Testimony of Kimberly Perry
Executive Director, DC Action
DC Council Committee on the Judiciary and Public Safety
Hearing on the Redefinition of Child Amendment Act of 2021
October 7, 2021
Good morning, Councilmember Allen and members of the Committee on the Judiciary and Public Safety. I’m Kimberly Perry, Executive Director of DC Action, the District’s independent, multi-issue child and youth advocacy organization working to close racial gaps in education, health, and economic well-being. We’re building power by engaging people– youth, families, businesses, organizations, and educators, particularly those most affected by discriminatory policies and practices. I’m here to express strong support for the Redefinition of the Child Amendment Act of 2021 introduced to the DC Council by Attorney General Karl Racine.
In our vision that children and youth in the District grow up safe, resilient, powerful, and heard--and reach their full potential--DC Action is committed to the principle of restorative justice for young people. We recognize that the recent increase in crime is the result of systems that fail our communities most in need and that require immediate and long-term solutions. The pandemic has caused significant trauma to children and youth, who have seen their families’ financial stability upended, experienced loss and grief, and been forced into social isolation. The structures, opportunities, and supports that typically keep young people safe, healthy, and thriving have been eroded and undermined. It will take time and new investments to build back better.
We do not believe a young person’s worst action should define who they are or eliminate their opportunities for growth. As we work together on solutions to the rise in crime and violence, and a broader vision of restorative justice, we cannot afford to repeat the mistakes of the past, seeking retribution and incarceration, when we need healing and justice.
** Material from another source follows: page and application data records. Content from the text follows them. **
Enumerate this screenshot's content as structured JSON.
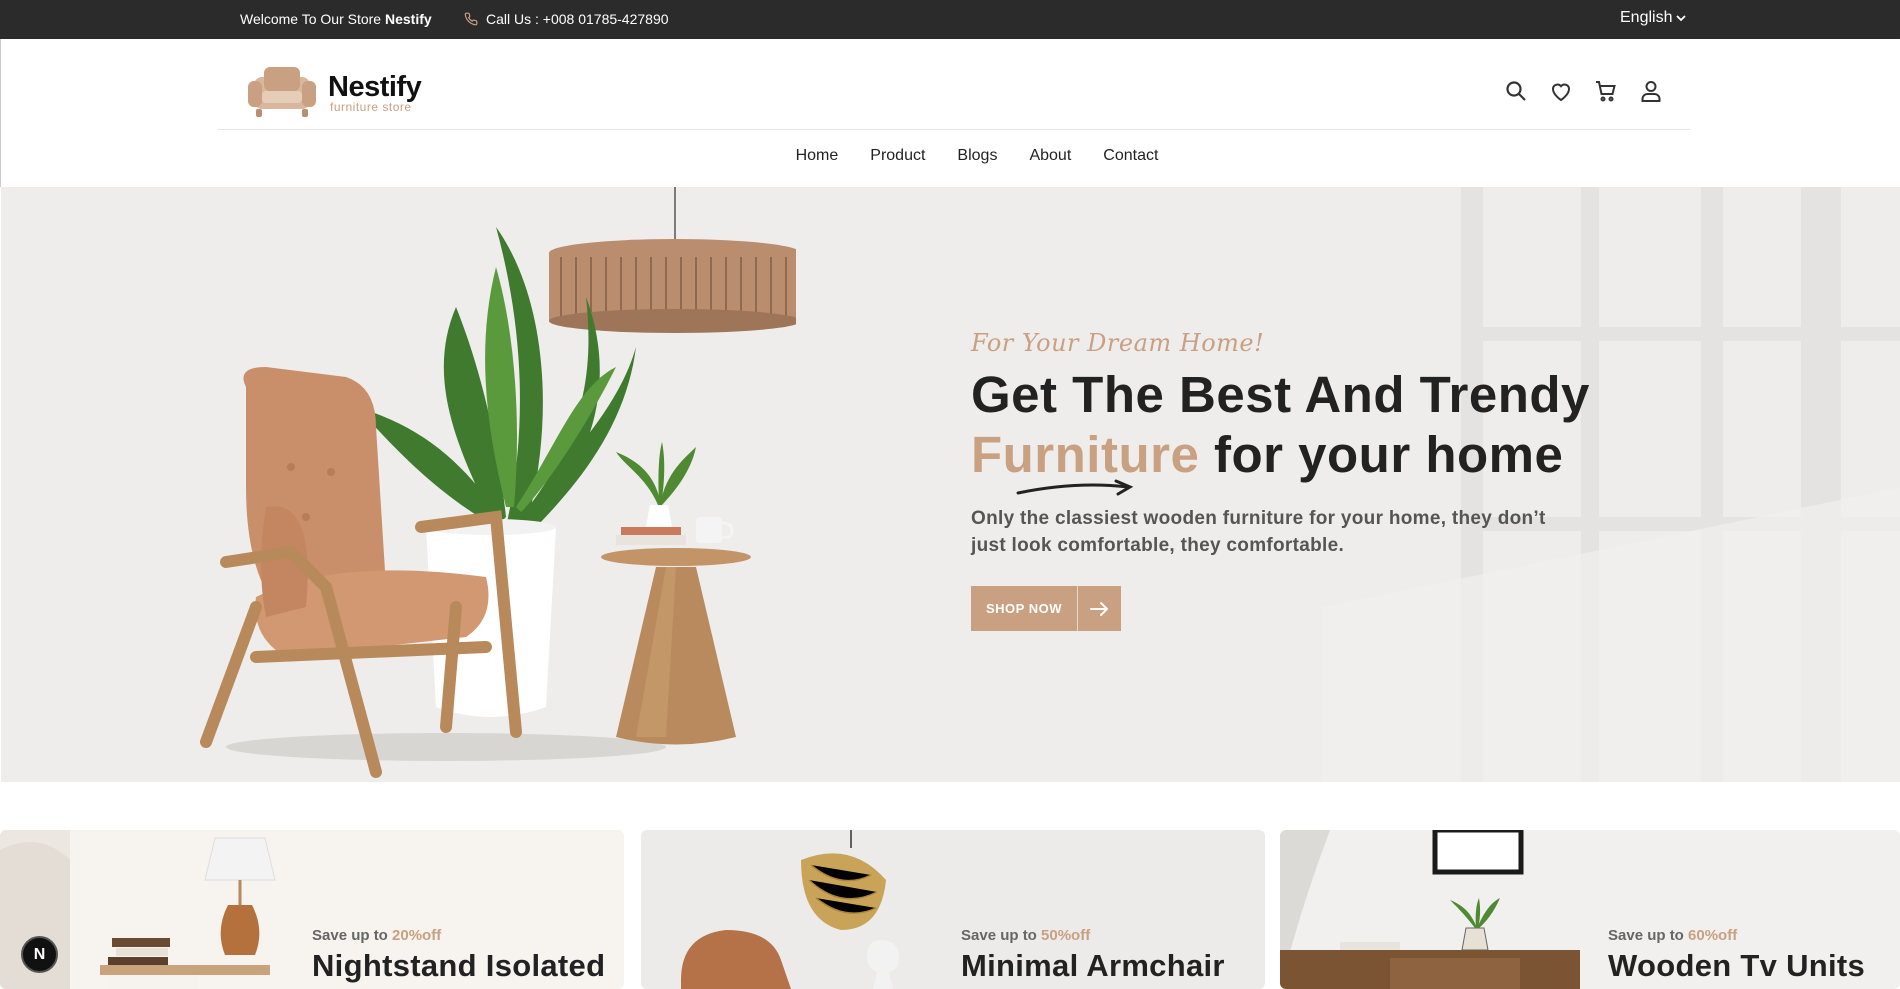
{
  "topbar": {
    "welcome_prefix": "Welcome To Our Store",
    "store_name": "Nestify",
    "call_text": "Call Us : +008 01785-427890",
    "language": "English"
  },
  "header": {
    "brand_name": "Nestify",
    "brand_sub": "furniture store",
    "icons": [
      "search-icon",
      "heart-icon",
      "cart-icon",
      "user-icon"
    ]
  },
  "nav": {
    "items": [
      "Home",
      "Product",
      "Blogs",
      "About",
      "Contact"
    ]
  },
  "hero": {
    "tagline": "For Your Dream Home!",
    "headline_line1": "Get The Best And Trendy",
    "headline_accent": "Furniture",
    "headline_line2_rest": " for your home",
    "description": "Only the classiest wooden furniture for your home, they don’t just look comfortable, they comfortable.",
    "button_label": "SHOP NOW"
  },
  "cards": [
    {
      "save_prefix": "Save up to",
      "save_pct": "20%off",
      "title": "Nightstand Isolated"
    },
    {
      "save_prefix": "Save up to",
      "save_pct": "50%off",
      "title": "Minimal Armchair"
    },
    {
      "save_prefix": "Save up to",
      "save_pct": "60%off",
      "title": "Wooden Tv Units"
    }
  ],
  "badge": {
    "letter": "N"
  },
  "colors": {
    "accent": "#c9a082",
    "topbar": "#2b2b2b",
    "hero_bg": "#eeedeb"
  }
}
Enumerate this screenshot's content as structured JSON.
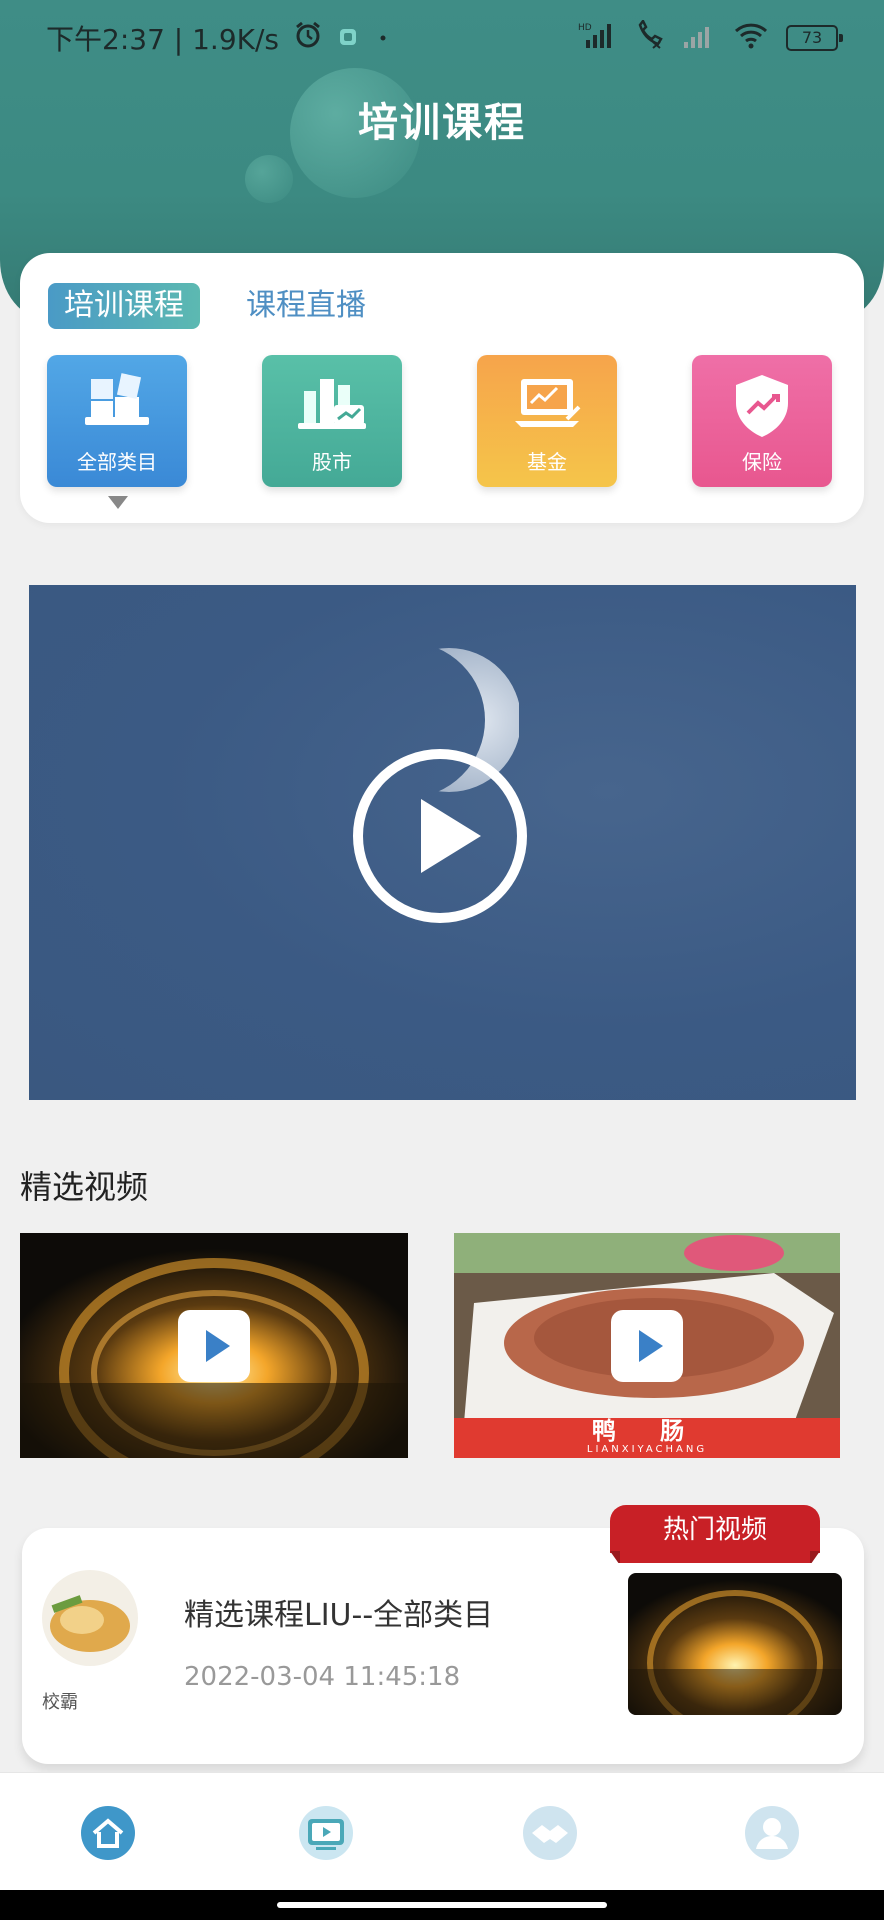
{
  "status_bar": {
    "time_speed": "下午2:37 | 1.9K/s",
    "battery": "73",
    "icons": [
      "alarm-icon",
      "app-notification-icon",
      "hd-signal-icon",
      "call-muted-icon",
      "signal-icon",
      "wifi-icon",
      "battery-icon"
    ]
  },
  "header": {
    "title": "培训课程"
  },
  "tabs": [
    {
      "label": "培训课程",
      "active": true
    },
    {
      "label": "课程直播",
      "active": false
    }
  ],
  "categories": [
    {
      "label": "全部类目",
      "icon": "all-categories-icon",
      "color": "#4a9be0"
    },
    {
      "label": "股市",
      "icon": "stock-market-icon",
      "color": "#4fb59f"
    },
    {
      "label": "基金",
      "icon": "fund-icon",
      "color": "#f5b24a"
    },
    {
      "label": "保险",
      "icon": "insurance-icon",
      "color": "#ec6a9d"
    }
  ],
  "featured": {
    "title": "精选视频"
  },
  "featured_thumbs": [
    {
      "icon": "play-icon"
    },
    {
      "icon": "play-icon",
      "banner_text": "鸭 肠",
      "banner_sub": "LIANXIYACHANG"
    }
  ],
  "hot": {
    "tag": "热门视频",
    "title": "精选课程LIU--全部类目",
    "date": "2022-03-04 11:45:18",
    "author": "校霸"
  },
  "bottom_nav": [
    {
      "icon": "home-icon"
    },
    {
      "icon": "video-icon"
    },
    {
      "icon": "handshake-icon"
    },
    {
      "icon": "profile-icon"
    }
  ]
}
One small step we can take to reform our criminal justice system is to ensure children and youth who are charged with crimes are treated by the judicial system as children and youth, not adults. Young people who make mistakes should not be charged as adults, a process which only results in harsher and longer penalties, and does not promote a vision for restorative justice. We’ve seen that almost all children charged as adults in court (94%) are Black, which reflects a culture of white supremacy that denies Black children their rights and seeks the harshest, and least forgiving, penalties.
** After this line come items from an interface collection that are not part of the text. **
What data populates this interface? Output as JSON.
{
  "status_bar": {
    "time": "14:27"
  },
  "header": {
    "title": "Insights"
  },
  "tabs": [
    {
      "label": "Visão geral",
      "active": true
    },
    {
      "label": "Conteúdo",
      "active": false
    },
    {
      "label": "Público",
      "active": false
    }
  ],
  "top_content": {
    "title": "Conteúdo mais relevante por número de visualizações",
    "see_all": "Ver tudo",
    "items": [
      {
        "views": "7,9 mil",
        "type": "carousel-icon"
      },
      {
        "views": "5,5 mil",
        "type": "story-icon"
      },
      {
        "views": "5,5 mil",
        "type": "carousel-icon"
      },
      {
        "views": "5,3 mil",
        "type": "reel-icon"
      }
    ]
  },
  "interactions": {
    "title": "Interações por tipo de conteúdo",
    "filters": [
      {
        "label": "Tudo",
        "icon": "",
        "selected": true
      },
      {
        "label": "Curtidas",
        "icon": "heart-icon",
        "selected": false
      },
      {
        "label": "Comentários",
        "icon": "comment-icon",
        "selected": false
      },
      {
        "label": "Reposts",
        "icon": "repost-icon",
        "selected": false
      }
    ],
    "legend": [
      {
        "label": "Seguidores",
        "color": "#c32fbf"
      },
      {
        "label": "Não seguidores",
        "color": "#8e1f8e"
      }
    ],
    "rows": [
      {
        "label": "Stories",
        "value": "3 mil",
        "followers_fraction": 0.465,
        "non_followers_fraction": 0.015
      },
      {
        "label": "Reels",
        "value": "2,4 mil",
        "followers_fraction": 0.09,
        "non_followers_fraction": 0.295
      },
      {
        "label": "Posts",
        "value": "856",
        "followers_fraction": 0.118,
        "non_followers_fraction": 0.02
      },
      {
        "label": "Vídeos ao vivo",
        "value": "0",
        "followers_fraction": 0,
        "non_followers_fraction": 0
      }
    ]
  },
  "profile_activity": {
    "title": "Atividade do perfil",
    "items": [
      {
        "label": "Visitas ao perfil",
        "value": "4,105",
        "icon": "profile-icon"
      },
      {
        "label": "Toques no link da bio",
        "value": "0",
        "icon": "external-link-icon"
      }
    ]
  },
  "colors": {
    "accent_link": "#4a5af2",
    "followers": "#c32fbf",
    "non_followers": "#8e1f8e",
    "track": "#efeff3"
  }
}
The consequences of continuing to charge children as adults will feed a broken system. For instance, charging a child as an adult denies them the legal confidentiality that a minor is entitled to and has the harmful effect of exposing their history of trauma to the public. Maybe worse, it denies them basic rights and opportunities once they are convicted that every policymaker says they support when it comes to addressing root causes.
Children who are convicted of felony offenses in adult court are often shipped around the country through the Bureau of Prisons federal system, breaking community and family bonds, making it more difficult for them to return home. They are also unable to obtain a high school diploma and greater challenges when seeking a GED.
Changing the way we work with children charged with crimes is an important step toward reforming our criminal justice system.